A few last items: It has been a regular topic of complaint on here, but this was surely the summer in which poor over rates finally caused the ICC to take action and stop the theft of spectators’ money. It would take an extraordinarily insular governing body who didn’t have an issue with it, one that considered paying spectators as nothing other than a resource to be exploited. Perish the thought.
According to the press, should the Bangladesh series go ahead it will be left to the players to decide whether to go, with no adverse reaction should they decide not to do so. Nice words, but the reality is always different; it may not be deliberate, but a player has a chance to get into the side by making himself available – equally few but the most comfortable will want to take the chance that someone else comes in and takes their spot. It’s not meant to be critical, the ECB’s position on this is a reasonable enough one. But reality intrudes on this – there will be some reluctant tourists.
After that comes India, and a huge challenge for the team. While it is entirely for monetary reasons, it is still welcome to have a five Test series over there, but 2012 is a long time ago and England will do will to escape with a drawn series, let alone anything better. Cook will need to be at his very best for one thing, but the batting will need to do far better than it has shown itself capable of in recent times in order to compete.

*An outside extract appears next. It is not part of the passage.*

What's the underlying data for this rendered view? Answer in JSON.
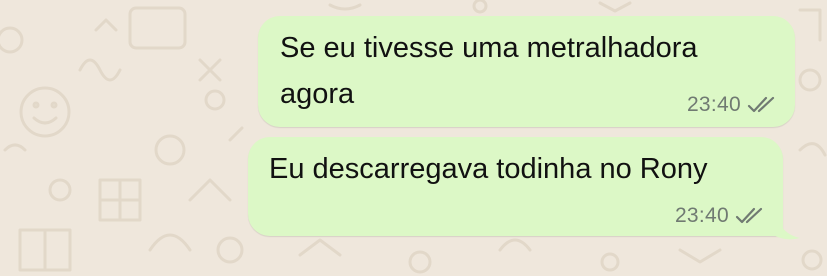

England are not a bad side at all. The Test rankings show nothing more than that several teams are capable of beating each other on their day and (especially) in their own conditions. But for all the talk about whether England could get to number one by beating Pakistan, it’s of no importance if they might drop down the series following. There is no outstanding side in world cricket quite simply, and the focus on being the best is quite some way away. Although there is necessarily going to be an England-centric focus on that, it’s no bad thing to have a number of competitive sides. A bigger issue is the difficulty of winning away for anyone – which is why Pakistan drawing this series is such a creditable result. They have been delightful visitors.
Oh yes one last thing. It’s 8-8 in Director, Cricket’s Big Plan To Make Cricket Relevant Idea. You hadn’t forgotten had you?